> _WHAT THE TASK REQUIRES_
Read through the records. Copy each line that has the word "name".
##### LISTED ENTRIES #####
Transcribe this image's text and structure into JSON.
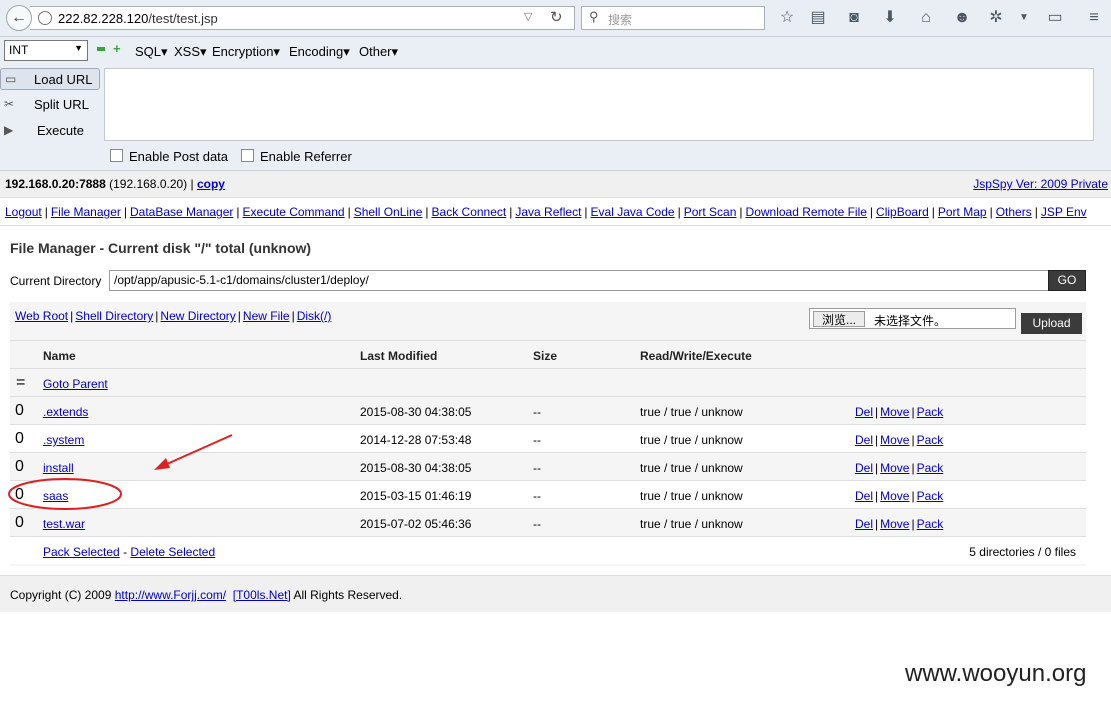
{
  "browser": {
    "url_host": "222.82.228.120",
    "url_path": "/test/test.jsp",
    "search_placeholder": "搜索"
  },
  "hackbar": {
    "select_value": "INT",
    "menus": [
      "SQL",
      "XSS",
      "Encryption",
      "Encoding",
      "Other"
    ],
    "load_url": "Load URL",
    "split_url": "Split URL",
    "execute": "Execute",
    "enable_post": "Enable Post data",
    "enable_referrer": "Enable Referrer"
  },
  "info": {
    "host": "192.168.0.20:7888",
    "ip": "(192.168.0.20)",
    "copy": "copy",
    "version": "JspSpy Ver: 2009 Private"
  },
  "nav": [
    "Logout",
    "File Manager",
    "DataBase Manager",
    "Execute Command",
    "Shell OnLine",
    "Back Connect",
    "Java Reflect",
    "Eval Java Code",
    "Port Scan",
    "Download Remote File",
    "ClipBoard",
    "Port Map",
    "Others",
    "JSP Env"
  ],
  "file_manager": {
    "title": "File Manager - Current disk \"/\" total (unknow)",
    "current_dir_label": "Current Directory",
    "current_dir": "/opt/app/apusic-5.1-c1/domains/cluster1/deploy/",
    "go": "GO",
    "links": [
      "Web Root",
      "Shell Directory",
      "New Directory",
      "New File",
      "Disk(/)"
    ],
    "browse": "浏览...",
    "no_file": "未选择文件。",
    "upload": "Upload",
    "headers": {
      "name": "Name",
      "modified": "Last Modified",
      "size": "Size",
      "rwx": "Read/Write/Execute"
    },
    "parent": {
      "glyph": "=",
      "label": "Goto Parent"
    },
    "rows": [
      {
        "glyph": "0",
        "name": ".extends",
        "modified": "2015-08-30 04:38:05",
        "size": "--",
        "rwx": "true / true / unknow"
      },
      {
        "glyph": "0",
        "name": ".system",
        "modified": "2014-12-28 07:53:48",
        "size": "--",
        "rwx": "true / true / unknow"
      },
      {
        "glyph": "0",
        "name": "install",
        "modified": "2015-08-30 04:38:05",
        "size": "--",
        "rwx": "true / true / unknow"
      },
      {
        "glyph": "0",
        "name": "saas",
        "modified": "2015-03-15 01:46:19",
        "size": "--",
        "rwx": "true / true / unknow"
      },
      {
        "glyph": "0",
        "name": "test.war",
        "modified": "2015-07-02 05:46:36",
        "size": "--",
        "rwx": "true / true / unknow"
      }
    ],
    "row_actions": {
      "del": "Del",
      "move": "Move",
      "pack": "Pack"
    },
    "pack_selected": "Pack Selected",
    "dash": "-",
    "delete_selected": "Delete Selected",
    "summary": "5 directories / 0 files"
  },
  "footer": {
    "prefix": "Copyright (C) 2009",
    "link1": "http://www.Forjj.com/",
    "link2": "[T00ls.Net]",
    "suffix": "All Rights Reserved."
  },
  "watermark": "www.wooyun.org",
  "colors": {
    "link": "#0000cc",
    "annotation": "#e02020",
    "button_dark": "#3b3b3b"
  }
}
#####
> _RESULT OF THE TASK_
      "name": "Name",
        "name": ".extends",
        "name": ".system",
        "name": "install",
        "name": "saas",
        "name": "test.war",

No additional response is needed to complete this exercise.